viewtopic.php?p=182263#p182263
Image
A couple of miles up the track from Rannoch station towards Corrour, 4th night of 5.

If I was being light, I'd take...
The tent, under the flap. I use an Akto, but there are lighter options, such as a Laser Comp, even if you do lose a bit of porch space.
Sleeping bag (PHD Minim 300 ~ 700g, good down to zero), silk liner
Inflatable pillow
mat - Thermarest Neoair short (original version - I'd get an Xlite full length now)
Stove & pan - Optimus Terra Solo & Crux (tea and dehydrated or cold meals)
Orikaso fold flat bowl & mug

plus wash kit, spare/off bike clothing to suit the season and remaining space, food to cover what I can't buy en route, kindle, waterproofs, puncture/tool kit.

One thing I don't take that makes a fair bit of difference is off-bike shoes. I use SPD sandals, which I find do fine for evenings after riding all day.

I'll often put the sleeping bag in a drybag strapped to the handlebars, which liberates enough extra space in the saddlebag to allow for luxuries such as a chair

I have tried a hammock, but by the time you've the hammock, a tarp to keep the rain off, and something to insulate underneath, you don't really save either weight or size over a tent, so the difference is in where you can find to spend the night.
by andrew_s
5 Jun 2021, 5:03pm
Forum: Bikes & Bits – Technical section
Topic: Bell doesn't cut it, decent alternative?
Replies: 42
Views: 1502

Re: Bell doesn't cut it, decent alternative?

Daipink wrote: 4 Jun 2021, 3:03pm I found screeching cantis worked a treat commuting in London years ago. Think you can get even louder screeching from disc brakes if you set them up badly enough 😊
When I was in Cambridge (1981), I cultivated a screechy back brake, using a judiciously oily fingerprint on the rim occasionally. Get it right, and you'd get a good loud screech with it slowing you down significantly. The main problem was pedestrians walking along with their backs to the traffic just stepping sideways into the road, usually to get round some other pedestrian. A screech was very good - they hopped back on to the pavement before looking round.
My disc brakes do give a good screech at times, but not without braking reasonably hard.
by andrew_s
5 Jun 2021, 3:20pm
Forum: Touring & Expedition
Topic: Closed Roads
Replies: 41
Views: 1554

Re: Closed Roads

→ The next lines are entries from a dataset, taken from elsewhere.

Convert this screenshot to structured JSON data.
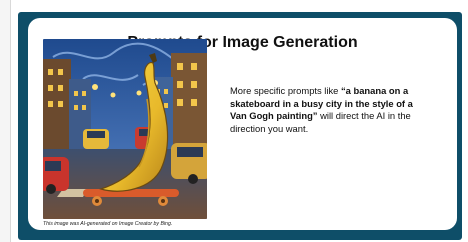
{
  "slide": {
    "title": "Prompts for Image Generation",
    "caption": "This image was AI-generated on Image Creator by Bing.",
    "body_before": "More specific prompts like ",
    "body_bold": "“a banana on a skateboard in a busy city in the style of a Van Gogh painting”",
    "body_after": " will direct the AI in the direction you want."
  },
  "colors": {
    "frame": "#0e4e68",
    "card": "#ffffff"
  }
}
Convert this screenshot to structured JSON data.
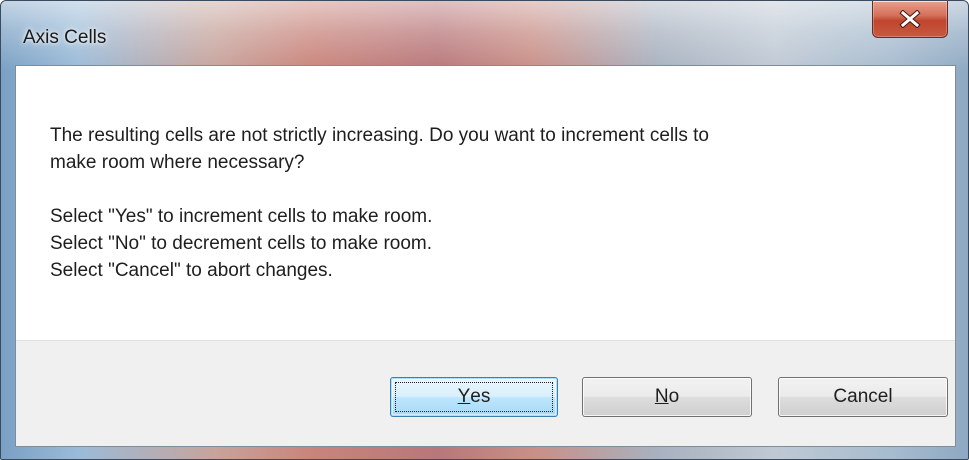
{
  "dialog": {
    "title": "Axis Cells",
    "message_lines": [
      "The resulting cells are not strictly increasing.  Do you want to increment cells to",
      "make room where necessary?"
    ],
    "instructions": [
      "Select \"Yes\" to increment cells to make room.",
      "Select \"No\" to decrement cells to make room.",
      "Select \"Cancel\" to abort changes."
    ]
  },
  "buttons": {
    "yes": {
      "mnemonic": "Y",
      "rest": "es"
    },
    "no": {
      "mnemonic": "N",
      "rest": "o"
    },
    "cancel": "Cancel"
  },
  "icons": {
    "close": "close-icon"
  },
  "colors": {
    "default_button_border": "#3c7fb1",
    "close_button": "#c0452e",
    "footer_bg": "#f0f0f0"
  }
}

What annoys me, and is a large part of the reason I routinely ignore road closed signs, is that the signs are never taken down or turned round even when there's no work taking place (e.g. evenings or weekends).
One closure I passed earlier this week had been completed - trench fully reinstated, all the kit taken away, but the road closed signs still present.
Ray wrote: 5 Jun 2021, 12:58pm Some years ago I spent a week with a friend cycling in the Vercors, after which my friend was intending to ride on into the Alps for a rendezvous with his wife.
During the week we explored the route he intended taking, and saw that it was definitely 'Fermé', with a 2 or 3m high fence to reinforce the point.
I came across one like that, also in the Vercors, in 2004 (iirc). Not only was the fence 3m high, it stretched from the rock wall on the left to a point about 50 cm past the wall between the edge of the road and the sheer drop on the right. Definitely no getting past, even given the incentive of the 400 m of climb to reach the blockage after passing the road closed ahead sign in the village.
It's still closed :( (the Grands Goulets)